About this exercise —
Below are the records; print them again exactly and omit the pictures.

Source data —
···
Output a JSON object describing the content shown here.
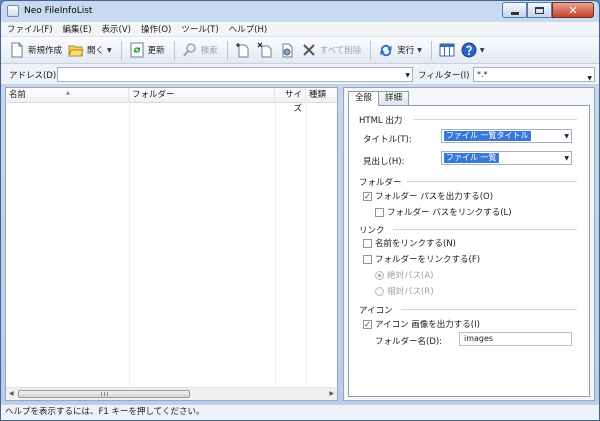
{
  "window": {
    "title": "Neo FileInfoList",
    "close_glyph": "✕"
  },
  "menu": [
    "ファイル(F)",
    "編集(E)",
    "表示(V)",
    "操作(O)",
    "ツール(T)",
    "ヘルプ(H)"
  ],
  "toolbar": {
    "new_label": "新規作成",
    "open_label": "開く",
    "refresh_label": "更新",
    "search_label": "検索",
    "delete_all_label": "すべて削除",
    "run_label": "実行",
    "caret": "▼"
  },
  "address": {
    "label": "アドレス(D)",
    "value": "",
    "arrow": "▼"
  },
  "filter": {
    "label": "フィルター(I)",
    "value": "*.*",
    "arrow": "▼"
  },
  "list": {
    "columns": [
      "名前",
      "フォルダー",
      "サイズ",
      "種類"
    ],
    "sort_caret": "▲",
    "left_arrow": "◀",
    "right_arrow": "▶"
  },
  "tabs": [
    "全般",
    "詳細"
  ],
  "html_output": {
    "group_label": "HTML 出力",
    "title_label": "タイトル(T):",
    "title_value": "ファイル 一覧タイトル",
    "heading_label": "見出し(H):",
    "heading_value": "ファイル 一覧",
    "arrow": "▼"
  },
  "folder": {
    "group_label": "フォルダー",
    "output_path_label": "フォルダー パスを出力する(O)",
    "output_path_checked": true,
    "link_path_label": "フォルダー パスをリンクする(L)",
    "link_path_checked": false
  },
  "link": {
    "group_label": "リンク",
    "link_name_label": "名前をリンクする(N)",
    "link_name_checked": false,
    "link_folder_label": "フォルダーをリンクする(F)",
    "link_folder_checked": false,
    "absolute_label": "絶対パス(A)",
    "relative_label": "相対パス(R)"
  },
  "icon": {
    "group_label": "アイコン",
    "output_image_label": "アイコン 画像を出力する(I)",
    "output_image_checked": true,
    "folder_name_label": "フォルダー名(D):",
    "folder_name_value": "images"
  },
  "check_mark": "✓",
  "status": {
    "text": "ヘルプを表示するには、F1 キーを押してください。"
  },
  "colors": {
    "selection": "#3a78d8",
    "title_bar": "#c9daf0",
    "close_button": "#c7412b"
  }
}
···
Task response —
Output a JSON object describing the content shown here.
{
  "window": {
    "title": "Neo FileInfoList",
    "close_glyph": "✕"
  },
  "menu": [
    "ファイル(F)",
    "編集(E)",
    "表示(V)",
    "操作(O)",
    "ツール(T)",
    "ヘルプ(H)"
  ],
  "toolbar": {
    "new_label": "新規作成",
    "open_label": "開く",
    "refresh_label": "更新",
    "search_label": "検索",
    "delete_all_label": "すべて削除",
    "run_label": "実行",
    "caret": "▼"
  },
  "address": {
    "label": "アドレス(D)",
    "value": "",
    "arrow": "▼"
  },
  "filter": {
    "label": "フィルター(I)",
    "value": "*.*",
    "arrow": "▼"
  },
  "list": {
    "columns": [
      "名前",
      "フォルダー",
      "サイズ",
      "種類"
    ],
    "sort_caret": "▲",
    "left_arrow": "◀",
    "right_arrow": "▶"
  },
  "tabs": [
    "全般",
    "詳細"
  ],
  "html_output": {
    "group_label": "HTML 出力",
    "title_label": "タイトル(T):",
    "title_value": "ファイル 一覧タイトル",
    "heading_label": "見出し(H):",
    "heading_value": "ファイル 一覧",
    "arrow": "▼"
  },
  "folder": {
    "group_label": "フォルダー",
    "output_path_label": "フォルダー パスを出力する(O)",
    "output_path_checked": true,
    "link_path_label": "フォルダー パスをリンクする(L)",
    "link_path_checked": false
  },
  "link": {
    "group_label": "リンク",
    "link_name_label": "名前をリンクする(N)",
    "link_name_checked": false,
    "link_folder_label": "フォルダーをリンクする(F)",
    "link_folder_checked": false,
    "absolute_label": "絶対パス(A)",
    "relative_label": "相対パス(R)"
  },
  "icon": {
    "group_label": "アイコン",
    "output_image_label": "アイコン 画像を出力する(I)",
    "output_image_checked": true,
    "folder_name_label": "フォルダー名(D):",
    "folder_name_value": "images"
  },
  "check_mark": "✓",
  "status": {
    "text": "ヘルプを表示するには、F1 キーを押してください。"
  },
  "colors": {
    "selection": "#3a78d8",
    "title_bar": "#c9daf0",
    "close_button": "#c7412b"
  }
}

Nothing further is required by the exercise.